Cafeteria becomes more diverse

Kelsea Burns, Co Editor-in-Chief

De Soto High School’s cafeteria expanded its options this year to meet the changes made by the All Foods Sold in School component of the Healthy,  Hunger-Free Kids Act.

The act went into affect in 2012, and the All Foods in School component went into affect on July 1, 2014. Despite there being new regulations in place, the DHS cafeteria has become more diverse than it has been in the past.

“We’ve added several new things for lunches in the cafeteria this year,” said Director of Student Nutrition Amy Drogemeier. “Probably the most popular [change] is that we are serving Pizza Hut pizza every day. It is available as a lunch now. It used to be charged as a la carte, but with this new formulation we are now able to serve it to students as a hot lunch. There is also a themed bar every week.“

The themed bar, called the Creation Station, alternates every week between Asian, Italian and Mexican cuisine. Many DHS students such as senior Dylan Mathern are happy with the addition of the Creation Station.

“I think the Taco Bar is delicious. When they serve regular tacos, for school lunches, it’s awful,” Mathern said. “But for some reason this taco meat is better.”

The Creation Station is not the only new addition to the cafeteria.

“We’ve added wraps and sandwiches for lunch this year,” Drogemeier said. “It’s just a way for kids to be able to customize what they want for lunch.“

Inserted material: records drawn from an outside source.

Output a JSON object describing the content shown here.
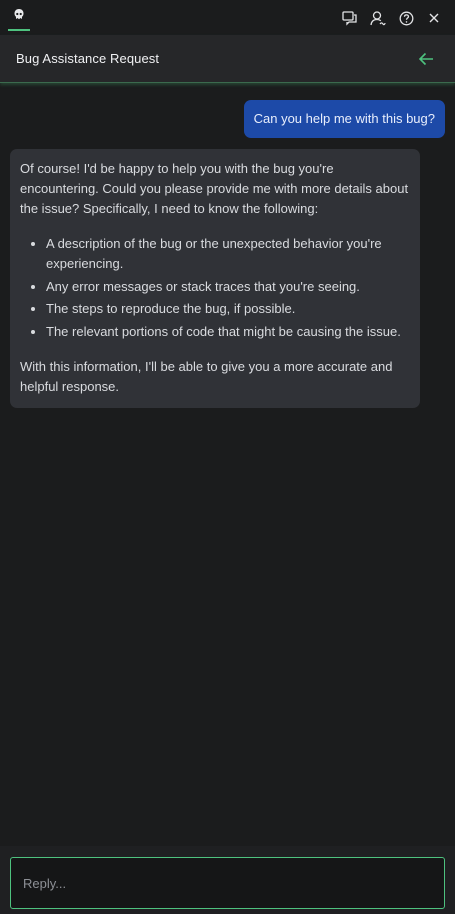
{
  "topbar": {
    "icons": [
      "logo-icon",
      "chat-icon",
      "profile-icon",
      "help-icon",
      "close-icon"
    ]
  },
  "header": {
    "title": "Bug Assistance Request"
  },
  "messages": {
    "user": "Can you help me with this bug?",
    "bot": {
      "intro": "Of course! I'd be happy to help you with the bug you're encountering. Could you please provide me with more details about the issue? Specifically, I need to know the following:",
      "items": [
        "A description of the bug or the unexpected behavior you're experiencing.",
        "Any error messages or stack traces that you're seeing.",
        "The steps to reproduce the bug, if possible.",
        "The relevant portions of code that might be causing the issue."
      ],
      "outro": "With this information, I'll be able to give you a more accurate and helpful response."
    }
  },
  "composer": {
    "placeholder": "Reply..."
  },
  "colors": {
    "accent": "#4ec27f",
    "user_bubble": "#1d4aa8",
    "bot_bubble": "#303237",
    "background": "#1b1c1d"
  }
}
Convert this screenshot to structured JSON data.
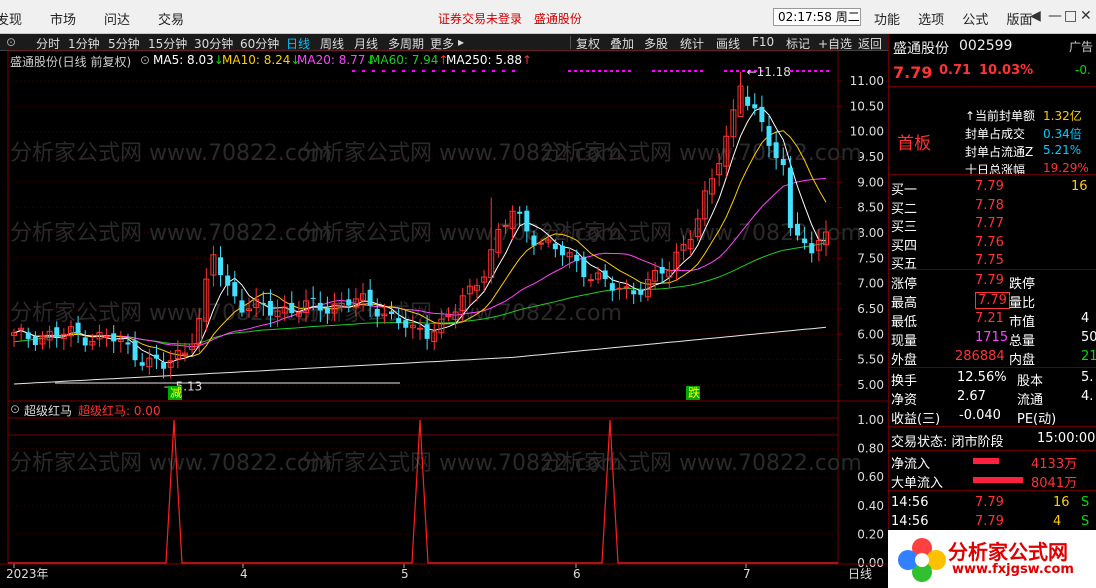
{
  "topbar": {
    "menus": [
      "发现",
      "市场",
      "问达",
      "交易"
    ],
    "notice": "证券交易未登录",
    "stock_name": "盛通股份",
    "clock": "02:17:58 周二",
    "right_menus": [
      "功能",
      "选项",
      "公式",
      "版面"
    ],
    "win_controls": [
      "◀",
      "—",
      "□",
      "✕"
    ]
  },
  "toolbar": {
    "periods": [
      "分时",
      "1分钟",
      "5分钟",
      "15分钟",
      "30分钟",
      "60分钟",
      "日线",
      "周线",
      "月线",
      "多周期",
      "更多"
    ],
    "active": "日线",
    "tools": [
      "复权",
      "叠加",
      "多股",
      "统计",
      "画线",
      "F10",
      "标记",
      "+自选",
      "返回"
    ]
  },
  "main_chart": {
    "title": "盛通股份(日线 前复权)",
    "ma": [
      {
        "label": "MA5: 8.03",
        "arrow": "↓",
        "color": "#ffffff"
      },
      {
        "label": "MA10: 8.24",
        "arrow": "↓",
        "color": "#ffcc00"
      },
      {
        "label": "MA20: 8.77",
        "arrow": "↓",
        "color": "#ff44ff"
      },
      {
        "label": "MA60: 7.94",
        "arrow": "↑",
        "color": "#22cc22"
      },
      {
        "label": "MA250: 5.88",
        "arrow": "↑",
        "color": "#ffffff"
      }
    ],
    "y_ticks": [
      "11.00",
      "10.50",
      "10.00",
      "9.50",
      "9.00",
      "8.50",
      "8.00",
      "7.50",
      "7.00",
      "6.50",
      "6.00",
      "5.50",
      "5.00"
    ],
    "high_label": "11.18",
    "low_label": "5.13",
    "markers": [
      "减",
      "跌"
    ],
    "watermark": "分析家公式网 www.70822.com"
  },
  "indicator": {
    "title": "超级红马",
    "value_label": "超级红马: 0.00",
    "y_ticks": [
      "1.00",
      "0.80",
      "0.60",
      "0.40",
      "0.20",
      "0.00"
    ]
  },
  "x_axis": {
    "labels": [
      "2023年",
      "4",
      "5",
      "6",
      "7"
    ],
    "period": "日线"
  },
  "quote": {
    "name": "盛通股份",
    "code": "002599",
    "price": "7.79",
    "change": "0.71",
    "pct": "10.03%",
    "status": "首板",
    "seal_rows": [
      {
        "label": "当前封单额",
        "value": "1.32亿"
      },
      {
        "label": "封单占成交",
        "value": "0.34倍"
      },
      {
        "label": "封单占流通Z",
        "value": "5.21%"
      },
      {
        "label": "十日总涨幅",
        "value": "19.29%"
      }
    ],
    "buy": [
      {
        "label": "买一",
        "price": "7.79",
        "vol": "16"
      },
      {
        "label": "买二",
        "price": "7.78",
        "vol": ""
      },
      {
        "label": "买三",
        "price": "7.77",
        "vol": ""
      },
      {
        "label": "买四",
        "price": "7.76",
        "vol": ""
      },
      {
        "label": "买五",
        "price": "7.75",
        "vol": ""
      }
    ],
    "stats": [
      {
        "l1": "涨停",
        "v1": "7.79",
        "l2": "跌停",
        "v2": ""
      },
      {
        "l1": "最高",
        "v1": "7.79",
        "l2": "量比",
        "v2": ""
      },
      {
        "l1": "最低",
        "v1": "7.21",
        "l2": "市值",
        "v2": "4"
      },
      {
        "l1": "现量",
        "v1": "1715",
        "l2": "总量",
        "v2": "50"
      },
      {
        "l1": "外盘",
        "v1": "286884",
        "l2": "内盘",
        "v2": "21"
      }
    ],
    "stats2": [
      {
        "l1": "换手",
        "v1": "12.56%",
        "l2": "股本",
        "v2": "5."
      },
      {
        "l1": "净资",
        "v1": "2.67",
        "l2": "流通",
        "v2": "4."
      },
      {
        "l1": "收益(三)",
        "v1": "-0.040",
        "l2": "PE(动)",
        "v2": ""
      }
    ],
    "trade_status": "交易状态: 闭市阶段",
    "trade_time": "15:00:00",
    "flows": [
      {
        "label": "净流入",
        "value": "4133万"
      },
      {
        "label": "大单流入",
        "value": "8041万"
      }
    ],
    "ticks": [
      {
        "time": "14:56",
        "price": "7.79",
        "vol": "16",
        "side": "S"
      },
      {
        "time": "14:56",
        "price": "7.79",
        "vol": "4",
        "side": "S"
      }
    ],
    "ad_label": "广告",
    "ad_value": "-0.",
    "logo_text": "分析家公式网",
    "logo_url": "www.fxjgsw.com"
  }
}
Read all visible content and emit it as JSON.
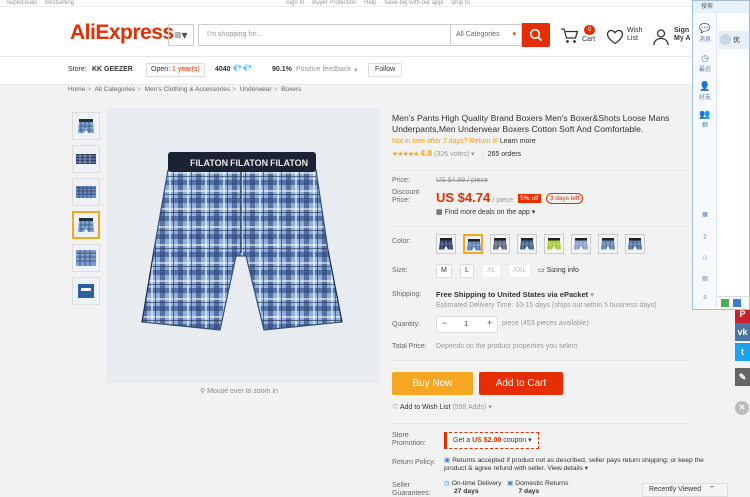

DHS has changed its menu quite a bit since the act first went into affect. This includes switching to whole-grains and requiring students to take a fruit or vegetable with their lunches.  The new component of the act expanded the regulations to all food items sold on the school campus during the school day, which includes vending machines, school stores, the cafeteria and fund raisers.

The only time that food that does not meet the nutrition requirements of the act is three minutes after the school day ends until midnight.

With these changes, Drogemeier and her staff have tried to create menus that students will enjoy.

“I take a look at all of the regulations and really just tried to be creative,” Drogemeier said. “I look at what the kids are asking for, and I try to make sure we’re offering things that are new and different. I never want the kids to feel like, ‘Oh goodness, there’s more changes.’ I want them to be excited about the changes.”

Overall, Drogemeier is pleased with the results.

“It’s a lot more work for our staff, but I think they’ve done a beautiful job with it,” Drogemeier said. “The participation is up, here at De Soto High School. There’s been issues with getting kids through the lunch line, but we’re working on it.”

Senior Kelly DeBrabander agrees that the long lines are still a problem

“What I do every time is just get the chicken patty because it takes too long to wait in line,” DeBrabander said.

With these recent changes in affect, Drogemeier does not expect many more upcoming changes for a while.

“There always are re-authorizations where the federal government will look to see that the rules meet what we should be doing for dietary guidelines for Americans. The next review of that is in 2015.  So, I don’t anticipate any major changes in the next two or three years,” Drogemeier said. “I think we’ve done well. We’re offering things kids like. The major places are changed and put into effect.”